High levels of fructose intake are independently associated with an increased risk of kidney stones, according to researchers.
The finding, by Eric N. Taylor, MD, and Gary C. Curhan, MD, of the Channing Laboratory in Boston, is based on data from 93,730 women in the Nurses’ Health Study I (NHS I), 101,824 women in the Nurses’ Health Study II (NHS II), and 45,984 men in the Health Professionals Follow-up Study (HPFS). Investigators used food frequency questionnaires to assess free fructose and sucrose intake every four years. During a combined 48 years of follow-up, researchers documented 4,902 new symptomatic kidney stones.
Compared with lowest quintile of total fructose intake, the highest quintile was associated with a 37% in-creased risk of a new kidney stone in the older women, a 35% increased risk in the younger women, and a 27% increased in the men, after adjusting for potential confounders, the researchers reported in Kidney International (2008;73:207-212).
NHS I enrolled women aged 30-55 years in 1976. NHS II enrolled women aged 25-42 years in 1989. The HPFS enrolled male health professionals aged 40-75 years in 1986.
“Clinicians caring for patients with stone disease should make sure that individuals who decrease their intake of protein or fat are aware that they should not subsequently increase their consumption of fructose-rich foods,” the authors wrote.

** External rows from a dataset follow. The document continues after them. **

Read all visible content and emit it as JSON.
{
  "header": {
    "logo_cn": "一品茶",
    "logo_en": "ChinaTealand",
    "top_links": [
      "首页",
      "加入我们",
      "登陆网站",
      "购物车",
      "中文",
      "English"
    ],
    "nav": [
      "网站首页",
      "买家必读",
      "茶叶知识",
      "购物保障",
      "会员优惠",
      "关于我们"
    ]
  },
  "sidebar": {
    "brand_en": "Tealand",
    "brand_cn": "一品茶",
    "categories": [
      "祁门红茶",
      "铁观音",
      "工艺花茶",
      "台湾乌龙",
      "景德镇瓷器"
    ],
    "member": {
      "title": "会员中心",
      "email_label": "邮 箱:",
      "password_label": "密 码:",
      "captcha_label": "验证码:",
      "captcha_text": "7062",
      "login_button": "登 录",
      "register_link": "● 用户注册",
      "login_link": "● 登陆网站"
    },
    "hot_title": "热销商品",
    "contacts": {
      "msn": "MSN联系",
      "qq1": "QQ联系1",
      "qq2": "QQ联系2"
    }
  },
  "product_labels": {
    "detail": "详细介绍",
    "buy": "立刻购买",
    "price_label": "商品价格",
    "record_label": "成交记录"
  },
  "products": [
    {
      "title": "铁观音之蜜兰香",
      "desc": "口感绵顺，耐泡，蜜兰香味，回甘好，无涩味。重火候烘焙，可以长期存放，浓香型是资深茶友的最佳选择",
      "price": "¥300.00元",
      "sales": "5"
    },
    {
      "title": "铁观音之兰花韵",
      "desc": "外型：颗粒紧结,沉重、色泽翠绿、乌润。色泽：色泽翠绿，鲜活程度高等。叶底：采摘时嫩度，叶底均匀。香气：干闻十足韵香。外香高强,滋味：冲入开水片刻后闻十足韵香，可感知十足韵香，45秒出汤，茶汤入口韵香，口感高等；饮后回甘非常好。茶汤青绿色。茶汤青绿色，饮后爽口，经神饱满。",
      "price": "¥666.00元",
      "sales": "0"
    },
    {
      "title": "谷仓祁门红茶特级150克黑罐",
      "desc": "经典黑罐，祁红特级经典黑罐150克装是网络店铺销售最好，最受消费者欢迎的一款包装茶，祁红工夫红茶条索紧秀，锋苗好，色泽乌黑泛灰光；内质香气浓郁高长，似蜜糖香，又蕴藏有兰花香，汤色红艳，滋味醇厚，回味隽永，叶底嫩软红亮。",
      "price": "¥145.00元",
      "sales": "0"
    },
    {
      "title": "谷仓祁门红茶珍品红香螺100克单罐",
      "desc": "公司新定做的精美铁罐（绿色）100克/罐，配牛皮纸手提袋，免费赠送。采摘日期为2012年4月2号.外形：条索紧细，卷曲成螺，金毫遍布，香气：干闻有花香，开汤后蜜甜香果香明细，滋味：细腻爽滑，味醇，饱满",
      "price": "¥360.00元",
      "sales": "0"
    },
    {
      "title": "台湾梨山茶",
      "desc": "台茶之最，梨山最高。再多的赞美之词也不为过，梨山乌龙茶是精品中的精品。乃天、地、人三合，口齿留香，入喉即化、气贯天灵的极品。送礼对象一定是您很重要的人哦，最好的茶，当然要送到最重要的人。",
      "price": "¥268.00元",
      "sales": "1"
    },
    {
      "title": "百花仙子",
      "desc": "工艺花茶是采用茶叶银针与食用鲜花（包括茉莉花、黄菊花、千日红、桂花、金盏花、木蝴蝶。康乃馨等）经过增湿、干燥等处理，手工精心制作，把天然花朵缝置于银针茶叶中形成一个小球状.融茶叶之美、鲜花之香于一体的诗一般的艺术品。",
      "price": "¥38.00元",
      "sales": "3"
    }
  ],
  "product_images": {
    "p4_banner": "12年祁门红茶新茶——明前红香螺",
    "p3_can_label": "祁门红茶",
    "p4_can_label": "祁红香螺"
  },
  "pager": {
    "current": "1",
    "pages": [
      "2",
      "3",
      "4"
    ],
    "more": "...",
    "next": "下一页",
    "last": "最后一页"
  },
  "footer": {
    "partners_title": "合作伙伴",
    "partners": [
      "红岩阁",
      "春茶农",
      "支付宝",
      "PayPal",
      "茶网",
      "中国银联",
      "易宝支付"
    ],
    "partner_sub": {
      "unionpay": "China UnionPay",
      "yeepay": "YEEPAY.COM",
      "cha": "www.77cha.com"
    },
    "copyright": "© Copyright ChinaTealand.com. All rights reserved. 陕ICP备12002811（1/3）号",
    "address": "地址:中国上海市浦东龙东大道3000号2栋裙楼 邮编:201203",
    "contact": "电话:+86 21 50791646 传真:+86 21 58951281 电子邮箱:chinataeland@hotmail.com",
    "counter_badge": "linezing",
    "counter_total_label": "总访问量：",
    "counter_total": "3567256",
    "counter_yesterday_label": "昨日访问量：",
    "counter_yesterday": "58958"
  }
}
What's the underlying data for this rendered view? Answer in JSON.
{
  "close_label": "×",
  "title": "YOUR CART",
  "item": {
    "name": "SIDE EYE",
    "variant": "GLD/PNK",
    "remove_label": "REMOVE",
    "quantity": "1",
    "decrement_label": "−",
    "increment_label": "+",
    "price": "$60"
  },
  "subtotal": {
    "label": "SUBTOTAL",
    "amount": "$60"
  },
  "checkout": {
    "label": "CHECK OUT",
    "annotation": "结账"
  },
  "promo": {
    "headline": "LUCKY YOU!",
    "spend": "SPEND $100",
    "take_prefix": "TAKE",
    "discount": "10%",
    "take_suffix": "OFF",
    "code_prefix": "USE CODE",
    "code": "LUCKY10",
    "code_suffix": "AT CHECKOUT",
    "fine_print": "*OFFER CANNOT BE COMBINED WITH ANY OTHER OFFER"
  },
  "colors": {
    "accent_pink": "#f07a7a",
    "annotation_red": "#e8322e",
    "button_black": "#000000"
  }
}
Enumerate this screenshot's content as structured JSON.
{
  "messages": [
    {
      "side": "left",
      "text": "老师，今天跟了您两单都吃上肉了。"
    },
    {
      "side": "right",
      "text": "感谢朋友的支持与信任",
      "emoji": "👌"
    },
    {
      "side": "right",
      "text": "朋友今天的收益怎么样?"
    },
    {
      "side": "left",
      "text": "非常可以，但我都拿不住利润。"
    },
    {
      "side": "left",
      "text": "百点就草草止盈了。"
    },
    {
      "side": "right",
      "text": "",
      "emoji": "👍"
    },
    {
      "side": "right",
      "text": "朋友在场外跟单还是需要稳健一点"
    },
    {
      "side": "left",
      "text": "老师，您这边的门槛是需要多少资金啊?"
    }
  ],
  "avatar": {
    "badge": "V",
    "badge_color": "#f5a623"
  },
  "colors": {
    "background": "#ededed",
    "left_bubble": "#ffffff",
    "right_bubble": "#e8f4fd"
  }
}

Drs. Taylor and Curhan observed that fructose consumption has increased substantially in the past few decades. “This intake,” they noted, “may increase the urinary excretion of calcium, oxalate, uric acid, and other factors associated with kidney stone risk.”